This post may lose me a few readers. I just finished the third of the books and am still trying to figure out if I liked them or not. Obviously, I liked some aspect of them because I read all of them.
So, where I may have enjoyed reading the Hunger Games, do I think it could have better better? Hells yes. And here’s why. The concept is great, a post revolutionary country divided into sections with forced manual labor and the constant reminder of the supreme power government holds over us, brilliant idea. The idea of one girl breaking all of it by unknowingly finding a way out and becoming integral in another larger plot. Great. But I felt that where these books had a great start, if they had been written for an adult audience, and expanded more upon the weight and consequence of every action instead of the meals and outfits, it would have been an outstanding series. I feel like these books were just the tip of an iceberg for what they could have been.
I loved that they were written for a YA crowd, as it meant I didn’t have to flip past pages of overly forced love triangles, that the only romance is a few misinterpreted kisses and some cuddling here and there. I thought the level of violence was acceptable and didn’t need any further details, especially as the books went on, which is also something that would have been further drawn out for a mature audience. But I believe the whole thing that tied all the books together, the government conflict and how almost every character was just a pawn in the game, would have benefited from a writing style more targeted towards the adult reader.
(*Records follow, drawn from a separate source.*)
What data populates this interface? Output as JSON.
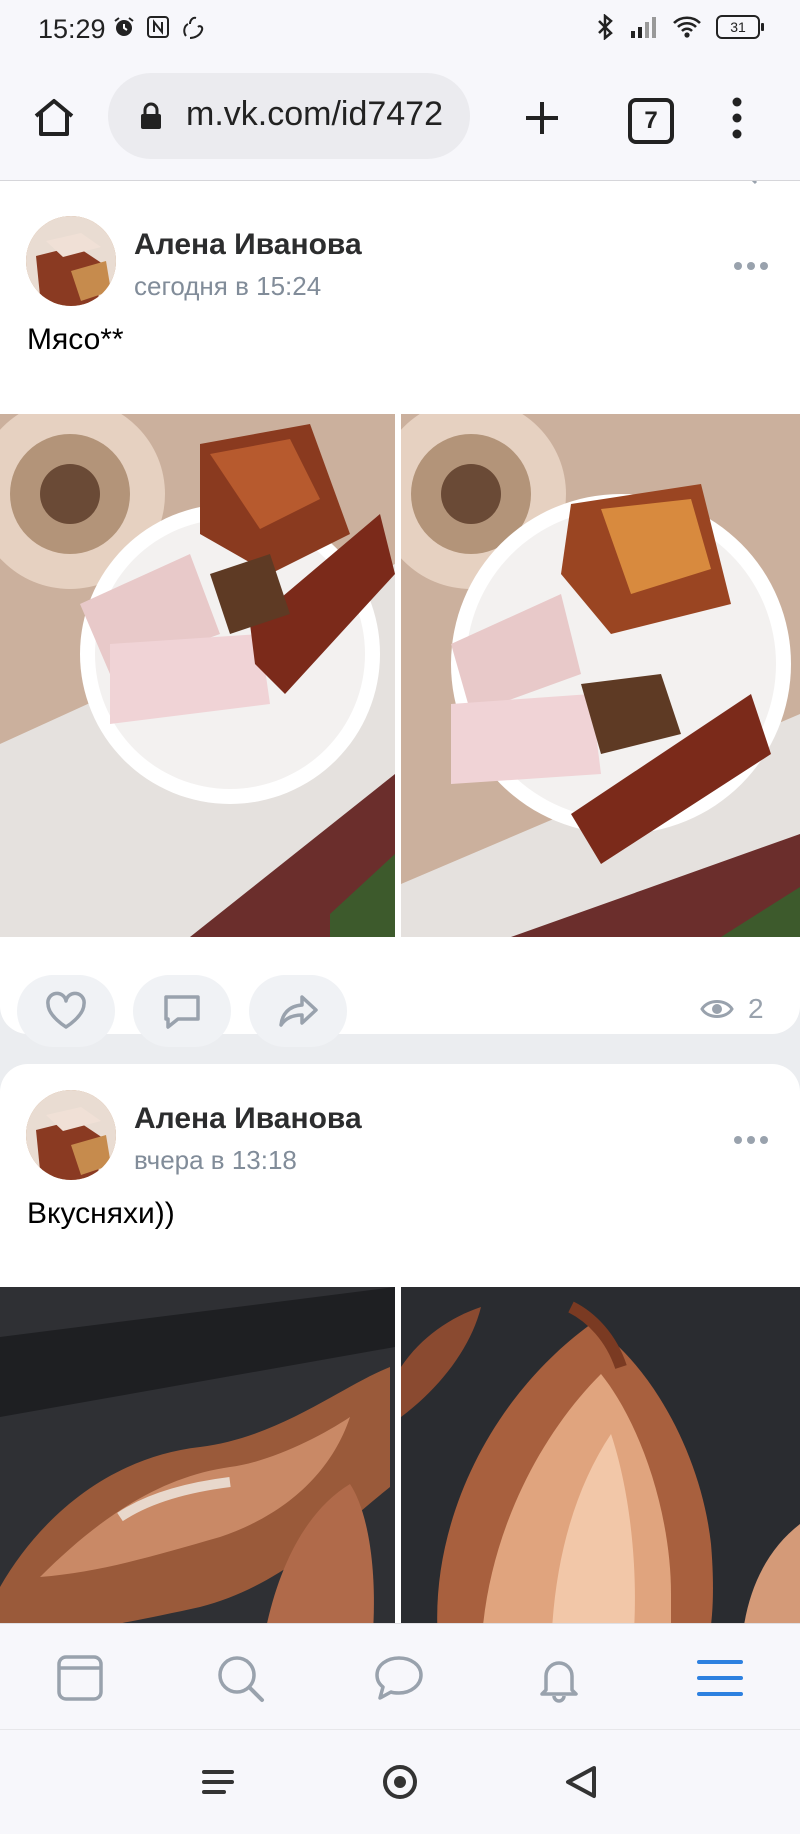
{
  "status_bar": {
    "time": "15:29",
    "battery": "31",
    "icons": [
      "alarm-icon",
      "nfc-icon",
      "gesture-icon",
      "bluetooth-icon",
      "signal-icon",
      "wifi-icon"
    ]
  },
  "browser": {
    "url": "m.vk.com/id7472",
    "tab_count": "7",
    "icons": [
      "home-icon",
      "lock-icon",
      "new-tab-plus-icon",
      "overflow-menu-icon"
    ]
  },
  "posts": [
    {
      "author": "Алена Иванова",
      "time": "сегодня в 15:24",
      "text": "Мясо**",
      "views": "2",
      "photos": [
        "smoked-meat-plate-photo-1",
        "smoked-meat-plate-photo-2"
      ]
    },
    {
      "author": "Алена Иванова",
      "time": "вчера в 13:18",
      "text": "Вкусняхи))",
      "photos": [
        "smoked-fish-photo-1",
        "smoked-fish-photo-2"
      ]
    }
  ],
  "tabbar": {
    "items": [
      "news-feed-icon",
      "search-icon",
      "messages-icon",
      "notifications-icon",
      "menu-icon"
    ],
    "active": "menu-icon",
    "accent": "#2d81e0"
  },
  "colors": {
    "background": "#ebedf0",
    "card": "#ffffff",
    "secondary_text": "#818c99",
    "icon_gray": "#99a2ad"
  }
}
The main character may have weighed her actions a little more, understood the cause and effect – however – her behavior and thinking was perfect for the Hunger Games books as they were written.
I thought the final ending was unsatisfactory to the whole series and feel almost as if the entire three books, death of a majority of the cast, and change in regime may have had little to no effect on the possible future of the fictional society. I also feel that the undoing of Peeta’s character and his return to his old self at the very end of the third book is too quick. I pity the main character as things by the end of it never seem like she could be truly happy again and it seems that she is left with questions unanswered even as she takes things into her own action with the final draw of her bow.
I also felt that each of the books didn’t have a natural closing. It’s one thing to be an amazing writer so that your readers are drawn to you and want to buy your next book, but to force us into it with an obvious to be concluded isn’t a great writer, to me.
Where I enjoyed the overall concept and story outlined by the Hunger Games, I would love to see it in written again for an adult market so that the entire morality of it could be weighed in on. I think those would be amazing Hunger Games books. But am I looking forward to the movie? Um, yeah.
Now, I extend this soup to you as an offering for your forgiveness before you pelt me to death. It seems rather uncomplicated when you are throwing it all into the slow cooker, but the final product is rich with flavor and depth. It’s the kind of soup that you could easily make a meal of on its own without realizing you have dipped your spoon in one too many times or makes the perfect accompaniment to a great sandwich on a cold winter night.
Creamy Tomato Soup
- 2 tbs unsalted butter
- 3 14.5 oz cans diced tomatoes, drained but reserve the juices
- 1 onion, minced
- 1 tbs brown sugar
- 1 tbs tomato paste
- salt and pepper
- 2 tbs flour
- 3 cups low-sodium chicken broth, plus extra if needed
- 2 bay leaves
- 1/2 cup heavy cream
- 2 teas dry sherry
- pinch cayenne pepper
Melt butter in 12-inch skillet over medium-high heat. Add tomatoes, onion, sugar, tomato paste, and 1/2 teas salt and cook until tomatoes are dry and lightly browned, 8 to 10 minutes. Stir in flour and cook for 1 minute. Slowly whisk in 1 cup broth, scraping up any brown bits; transfer to slow cooker.
Sit remaining 2 cups broth, reserved tomato juice, and bay leaves into slow cooker. Cover and cook until tomatoes begin to break down, 4 to 6 hours on low.
Discard bay leaves. Working in batches, puree soup in a blender, or with an immersion blender until smooth, then transfer to a large saucepan. Stir in cream, sherry and cayenne and add additional chicken broth as needed to adjust soup consistancy. Reheat soup over medium-low heat until hot. Season with salt and pepper to taste and serve.
Pesto Grilled Cheese
- 2 tbs butter
- 4 slices wheat bread
- 2 oz sharp cheddar sliced thin
- 2 oz Munster cheese sliced thin
- 1/4 cup pesto
- 1/4 cup bacon, crumbled into bits
Preheat a medium skillet over medium heat.
Spread 1tbs butter on outside of each piece of bread. Layer the filling on top, cheese, pesto and bacon, top with another slice.
Place 1 tbs butter in skillet and when foaming subsides, place sandwiches in skillet. Cook until golden brown and cheese is starting to melt, 3-5 minutes. Flip and cook until other side is golden and cheese is melted through.